### YOUR INSTRUCTIONS
Check every line of the data below for the word "hours". Copy the ones that have it.

### DATASET ENTRIES
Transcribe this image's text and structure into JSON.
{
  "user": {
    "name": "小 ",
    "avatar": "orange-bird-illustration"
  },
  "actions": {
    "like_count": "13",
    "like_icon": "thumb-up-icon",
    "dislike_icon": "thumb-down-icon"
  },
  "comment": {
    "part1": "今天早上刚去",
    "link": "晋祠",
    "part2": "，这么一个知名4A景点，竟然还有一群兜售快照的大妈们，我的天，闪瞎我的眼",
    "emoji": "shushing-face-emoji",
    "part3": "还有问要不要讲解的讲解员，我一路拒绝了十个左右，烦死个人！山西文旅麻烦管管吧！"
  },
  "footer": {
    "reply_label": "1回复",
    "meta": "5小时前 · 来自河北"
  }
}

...

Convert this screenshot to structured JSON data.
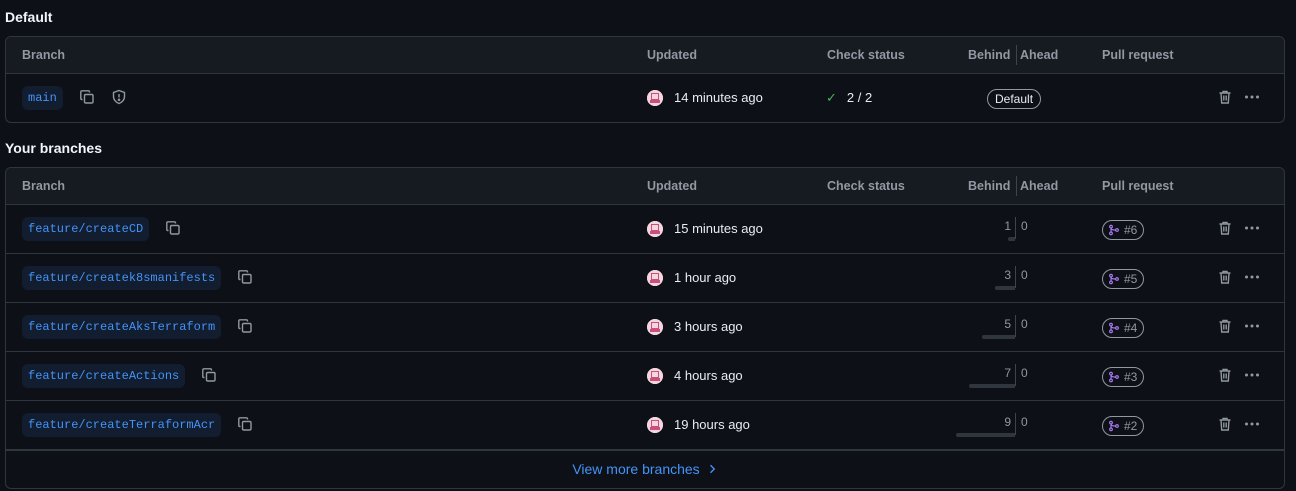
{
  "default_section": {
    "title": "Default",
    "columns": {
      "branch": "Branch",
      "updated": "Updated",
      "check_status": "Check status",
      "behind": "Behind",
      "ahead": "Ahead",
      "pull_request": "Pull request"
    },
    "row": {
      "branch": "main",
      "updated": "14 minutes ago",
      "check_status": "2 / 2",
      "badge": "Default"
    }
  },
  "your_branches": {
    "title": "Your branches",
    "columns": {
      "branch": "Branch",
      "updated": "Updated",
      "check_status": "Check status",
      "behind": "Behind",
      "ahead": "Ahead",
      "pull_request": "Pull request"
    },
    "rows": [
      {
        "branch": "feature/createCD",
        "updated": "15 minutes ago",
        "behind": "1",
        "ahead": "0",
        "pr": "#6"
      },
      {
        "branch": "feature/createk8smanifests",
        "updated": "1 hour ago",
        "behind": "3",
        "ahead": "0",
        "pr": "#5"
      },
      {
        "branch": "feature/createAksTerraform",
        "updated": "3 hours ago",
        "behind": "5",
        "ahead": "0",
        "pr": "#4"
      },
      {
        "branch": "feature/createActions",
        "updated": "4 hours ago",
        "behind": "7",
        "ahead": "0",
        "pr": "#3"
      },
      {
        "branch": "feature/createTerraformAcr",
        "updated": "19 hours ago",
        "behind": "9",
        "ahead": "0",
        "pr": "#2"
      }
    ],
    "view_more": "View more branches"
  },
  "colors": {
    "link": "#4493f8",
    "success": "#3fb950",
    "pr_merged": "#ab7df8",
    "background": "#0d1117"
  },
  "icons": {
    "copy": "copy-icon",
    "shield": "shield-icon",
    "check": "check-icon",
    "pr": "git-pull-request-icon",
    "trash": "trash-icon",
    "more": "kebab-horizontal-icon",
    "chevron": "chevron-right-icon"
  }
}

### WRITTEN RESPONSE
        "updated": "3 hours ago",
        "updated": "4 hours ago",
        "updated": "19 hours ago",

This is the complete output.